State Board Resources: Besides NCEES resources, your state’s engineering licensing board website may offer discipline-specific information and links to additional study materials relevant to your chosen field.

Frequently Asked Questions:

1 - How much does it cost to get a PE license?

Acquiring a Professional Engineering (PE) license is a significant career milestone. The PE Exam fee is around 300 to 400 USD. But this is not the standalone cost as you must consider the PE exam preparation course. So, your total cost of getting a PE license is around 1300-1500 USD.

2 - What are the different engineering disciplines that I can get licensed in?

There are different engineering disciplines recognized by NCEEs for which you can obtain a Professional Engineering (PE) license. These include:

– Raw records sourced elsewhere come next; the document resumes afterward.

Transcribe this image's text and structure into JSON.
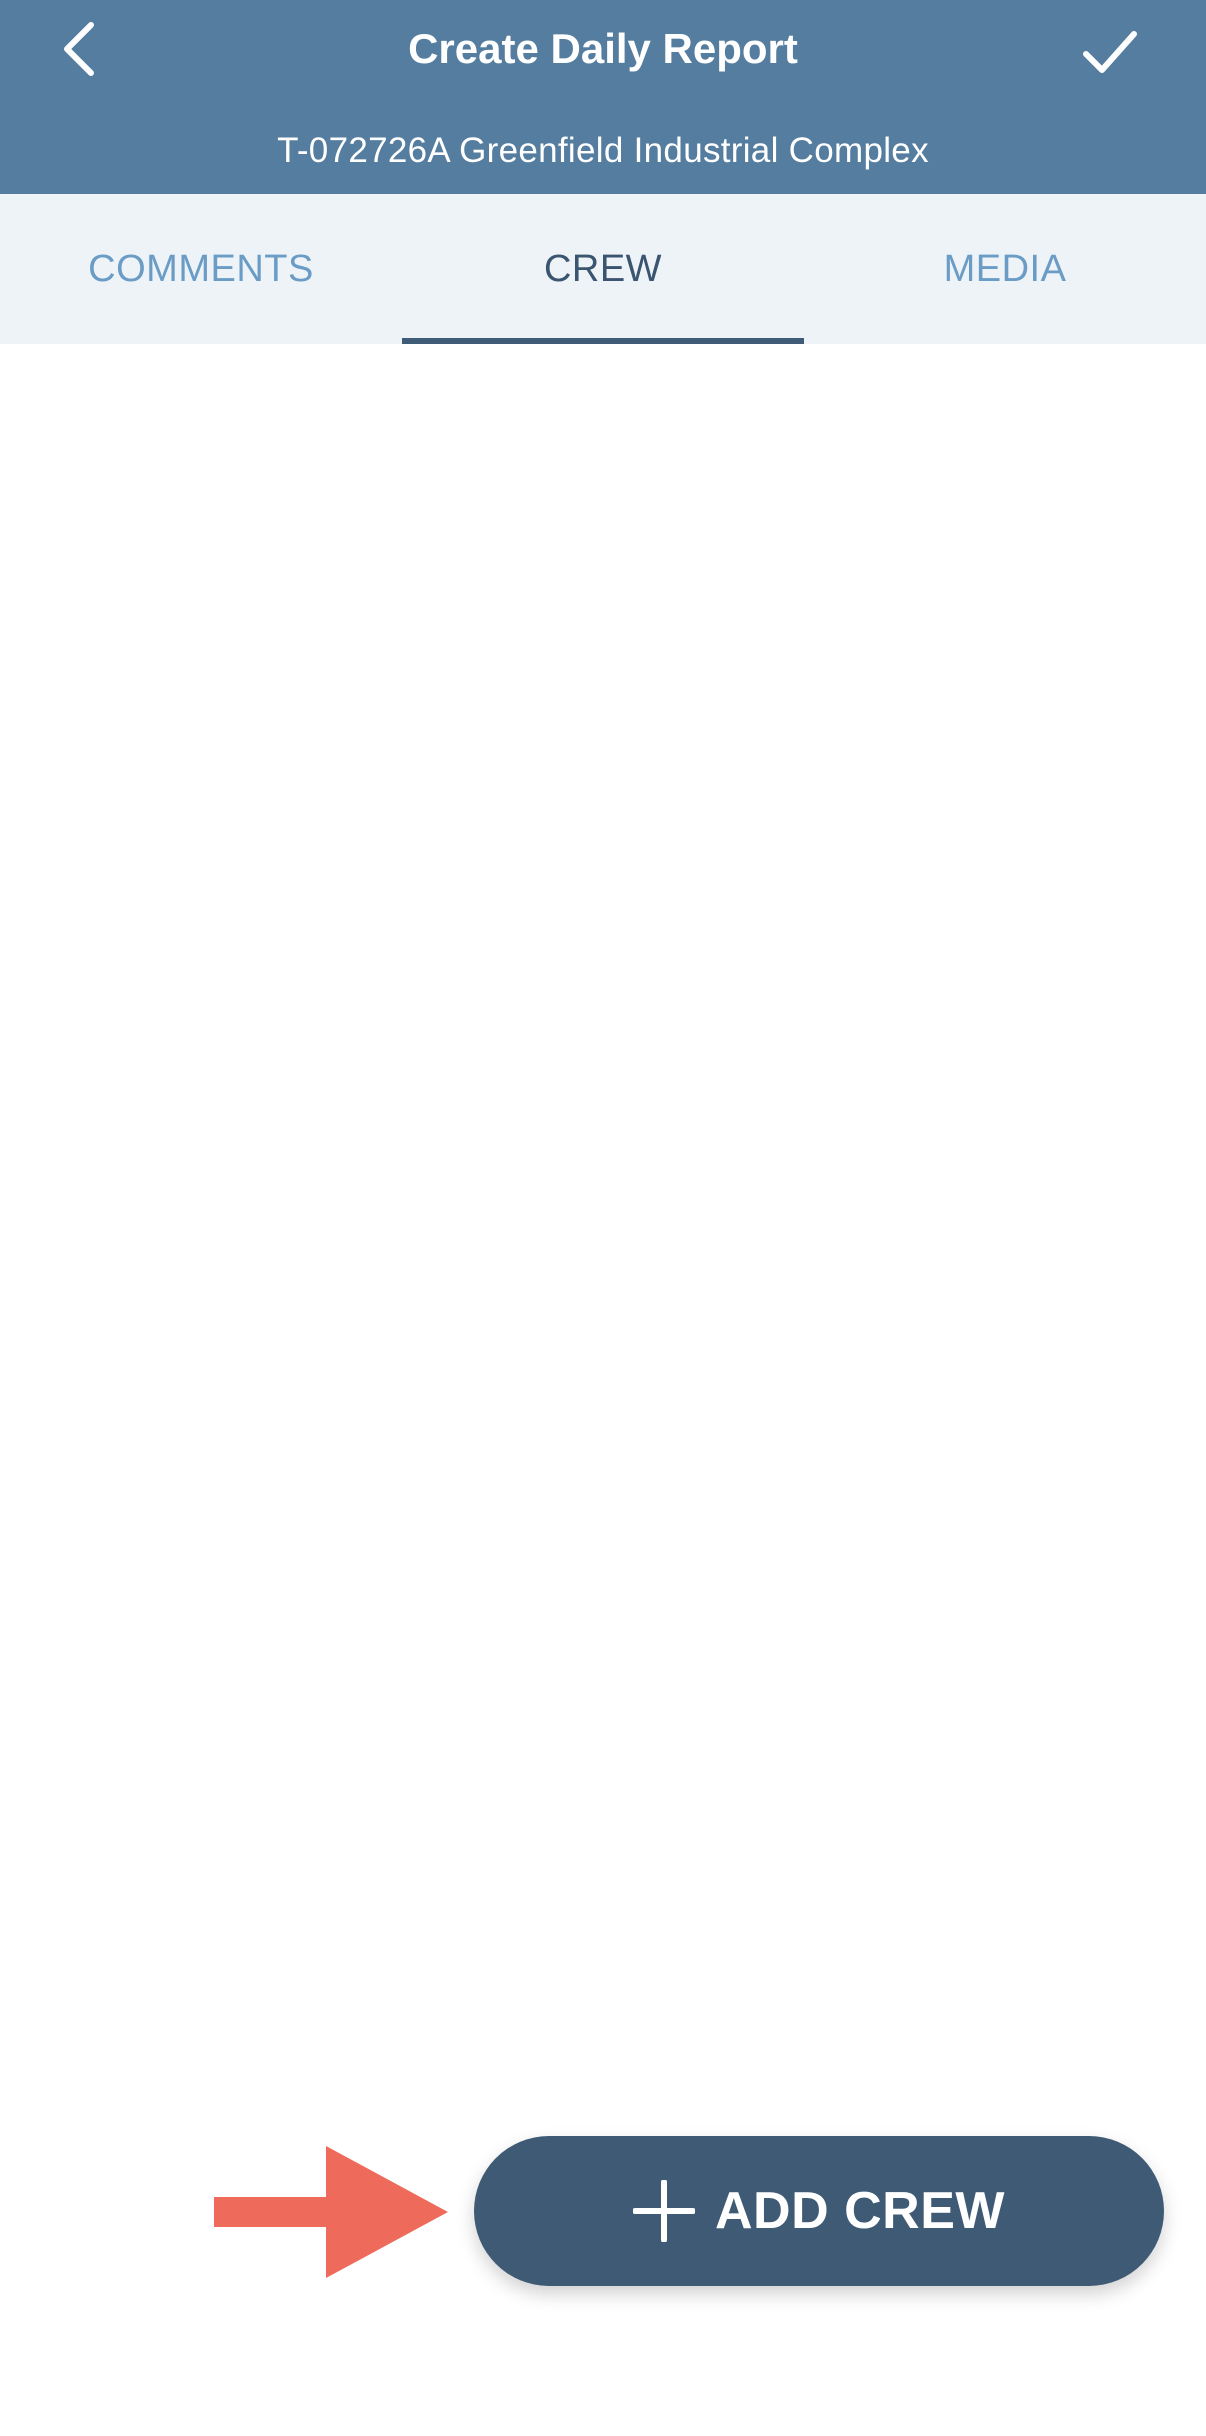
{
  "header": {
    "title": "Create Daily Report",
    "subtitle": "T-072726A Greenfield Industrial Complex",
    "back_icon": "chevron-left-icon",
    "confirm_icon": "checkmark-icon"
  },
  "tabs": [
    {
      "label": "COMMENTS",
      "active": false
    },
    {
      "label": "CREW",
      "active": true
    },
    {
      "label": "MEDIA",
      "active": false
    }
  ],
  "add_crew_button": {
    "label": "ADD CREW",
    "icon": "plus-icon"
  },
  "annotation": {
    "icon": "arrow-right-icon",
    "color": "#ee6a5a"
  },
  "colors": {
    "header_bg": "#547d9f",
    "tab_bar_bg": "#eef3f8",
    "tab_inactive": "#6a9cc6",
    "tab_active": "#3b5470",
    "button_bg": "#3e5a75"
  }
}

  1. Civil Engineering
  2. Mechanical Engineering
  3. Electrical Engineering
  4. Chemical Engineering
  5. Industrial Engineering
  6. Environmental Engineering
  7. Structural Engineering
  8. Petroleum Engineering
  9. Metallurgical and Materials Engineering
  10. Control Systems Engineering

Exploring the best engineering careers and the skills required in major engineering domains is recommended before choosing the right career.

3 - What are some good career paths for licensed engineers?

Licensed engineers enjoy diverse career paths across various engineering domains. Below are some prominent engineering careers you must consider in 2023 and beyond.

  1. Aerospace Engineering
  2. Biomedical Engineering
  3. Electrical Engineering
  4. Civil Engineering
  5. Nuclear Engineering

Conclusion

Getting a PE license is the top benchmark that you need to match before starting to serve as a professional engineer in the US. All the perks and privileges linked with getting a PE license make it a dream for students who are going to start their academic journey in any engineering discipline.

This blog post covered the entire roadmap that answers the most heated question of ‘how to get a PE license. Completing an ABET-accredited engineering degree followed by passing the FE exam, completing 4 years of work experience, and passing the PE exam is your roadmap to becoming a professional engineer in the US.

Still confused about anything? Connect with StudyForFE to get answers to all your questions and prepare for your FE or PE exam under the supervision of PE-licensed professionals.

wasim-smal

Licensed Professional Engineer in Texas (PE), Florida (PE) and Ontario (P. Eng) with consulting experience in design, commissioning and plant engineering for clients in Energy, Mining and Infrastructure.